Freshly eroded rocks recently released from the shoreline usually have angular shapes and edges. After a few years of beach life they become the water rounded pebbles that skitter so readily underfoot. However, if you look closely at the stones still embedded in the bluff’s clay some of them may also show signs of some water rounding that must have occurred long before Lake Ontario existed. Now and then a really big rock ends up on the shore or in the lake. They can be of various types- some are sandstone or limestone others are metamorphic. These are glacial erratics, some of which were carried long distances by the ice. ( photo shows two distinctly rounded erratics that have recently eroded out from the land)
Recently I encountered two large boulders recently eroded out from the shoreline. Both appeared to be granite like gneiss, ancient metamorphic rocks that resemble those of the Canadian Shield to the north. Both were clearly somewhat water rounded. Perhaps they were dragged around by the glacier long enough to be rounded off. Or perhaps after they formed a billion year ago miles below the earth’s surface, in the deep time of geology, and then somehow journeyed to the surface they were shaped by water action.
Maybe at some point in their lives they became subject to the forces of an ancient river’s current or were once pounded by the surf of an unknown ocean. Perhaps the waves of the Ordovician sea where the fossil crinoids and horn corals lived, rounded them off. As the guidebook to NY fossils says the vastness of geologic time is difficult to comprehend.

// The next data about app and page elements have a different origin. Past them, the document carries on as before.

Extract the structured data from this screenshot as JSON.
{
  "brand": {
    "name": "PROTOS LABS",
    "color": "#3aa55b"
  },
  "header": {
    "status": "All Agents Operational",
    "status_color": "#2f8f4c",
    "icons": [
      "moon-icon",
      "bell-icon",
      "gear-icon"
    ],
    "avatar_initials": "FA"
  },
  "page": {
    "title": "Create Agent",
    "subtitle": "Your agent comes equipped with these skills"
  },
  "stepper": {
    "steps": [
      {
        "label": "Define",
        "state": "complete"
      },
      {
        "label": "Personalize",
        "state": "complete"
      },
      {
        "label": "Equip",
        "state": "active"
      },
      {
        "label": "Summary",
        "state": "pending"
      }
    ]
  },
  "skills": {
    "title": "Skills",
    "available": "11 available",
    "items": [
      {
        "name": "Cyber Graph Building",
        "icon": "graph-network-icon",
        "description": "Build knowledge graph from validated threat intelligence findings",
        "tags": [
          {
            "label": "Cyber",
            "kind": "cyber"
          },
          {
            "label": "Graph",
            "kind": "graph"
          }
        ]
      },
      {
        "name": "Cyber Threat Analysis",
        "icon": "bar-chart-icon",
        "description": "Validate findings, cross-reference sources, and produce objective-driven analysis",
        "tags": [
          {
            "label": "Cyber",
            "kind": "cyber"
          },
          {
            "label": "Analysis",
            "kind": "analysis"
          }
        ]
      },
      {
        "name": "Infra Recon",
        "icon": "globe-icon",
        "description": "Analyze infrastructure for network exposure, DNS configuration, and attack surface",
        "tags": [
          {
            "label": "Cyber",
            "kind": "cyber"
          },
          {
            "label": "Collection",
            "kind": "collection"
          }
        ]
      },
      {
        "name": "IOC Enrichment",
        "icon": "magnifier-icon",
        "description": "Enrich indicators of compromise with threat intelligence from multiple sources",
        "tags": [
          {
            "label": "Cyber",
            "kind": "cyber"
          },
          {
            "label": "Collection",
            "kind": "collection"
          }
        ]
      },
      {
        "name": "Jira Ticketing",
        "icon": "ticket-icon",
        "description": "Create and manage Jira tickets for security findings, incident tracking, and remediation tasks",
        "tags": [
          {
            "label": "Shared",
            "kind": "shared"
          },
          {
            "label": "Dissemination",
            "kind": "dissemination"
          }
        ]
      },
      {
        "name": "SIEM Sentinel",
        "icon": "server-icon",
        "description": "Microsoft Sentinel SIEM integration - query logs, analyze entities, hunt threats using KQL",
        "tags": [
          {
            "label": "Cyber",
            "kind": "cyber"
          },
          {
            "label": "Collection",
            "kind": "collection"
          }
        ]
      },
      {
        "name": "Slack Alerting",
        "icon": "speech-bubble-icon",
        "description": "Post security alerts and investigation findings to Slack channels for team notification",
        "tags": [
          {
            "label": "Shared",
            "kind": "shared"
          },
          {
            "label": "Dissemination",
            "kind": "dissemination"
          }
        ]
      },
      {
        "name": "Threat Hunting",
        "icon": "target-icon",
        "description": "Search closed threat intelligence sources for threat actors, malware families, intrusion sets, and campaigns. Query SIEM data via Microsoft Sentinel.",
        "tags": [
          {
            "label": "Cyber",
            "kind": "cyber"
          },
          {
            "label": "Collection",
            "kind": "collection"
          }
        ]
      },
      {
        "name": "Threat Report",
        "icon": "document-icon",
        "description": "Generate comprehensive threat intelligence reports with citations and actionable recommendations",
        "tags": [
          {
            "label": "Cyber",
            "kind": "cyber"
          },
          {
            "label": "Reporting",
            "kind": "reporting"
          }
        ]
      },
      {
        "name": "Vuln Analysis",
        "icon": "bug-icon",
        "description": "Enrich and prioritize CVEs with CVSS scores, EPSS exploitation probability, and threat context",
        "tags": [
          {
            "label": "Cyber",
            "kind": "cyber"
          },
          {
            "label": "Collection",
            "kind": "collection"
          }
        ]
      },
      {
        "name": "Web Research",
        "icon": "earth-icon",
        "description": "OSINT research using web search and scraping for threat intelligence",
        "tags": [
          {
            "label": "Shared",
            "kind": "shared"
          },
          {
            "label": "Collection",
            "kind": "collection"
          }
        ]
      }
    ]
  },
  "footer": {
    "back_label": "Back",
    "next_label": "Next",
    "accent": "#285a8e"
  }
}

The origins and types of glacial erratics differ from the so called native ‘bedrock’ . Once before the age of geological science, people thought these odd boulders were deposited by the great flood that Noah navigated. By the later 1800’s scholars figured out that they were transported by ice sometimes for hundreds of miles before being left behind after the big melt down. While such rocks can be as big as a house, most of the ones along the lake shore are more on the order of a small compact car or less.
There is a particularly big one just off shore from Dutch Street that lies in about seven feet of water. It’s visible during fall water levels, and is far enough out to be a year around navigational hazard to small boats. The pair on the beach in my photo are much more typical. They were eroded or plucked from the earth by the moving ice sheet after perhaps its massive weight cracked the rock below it.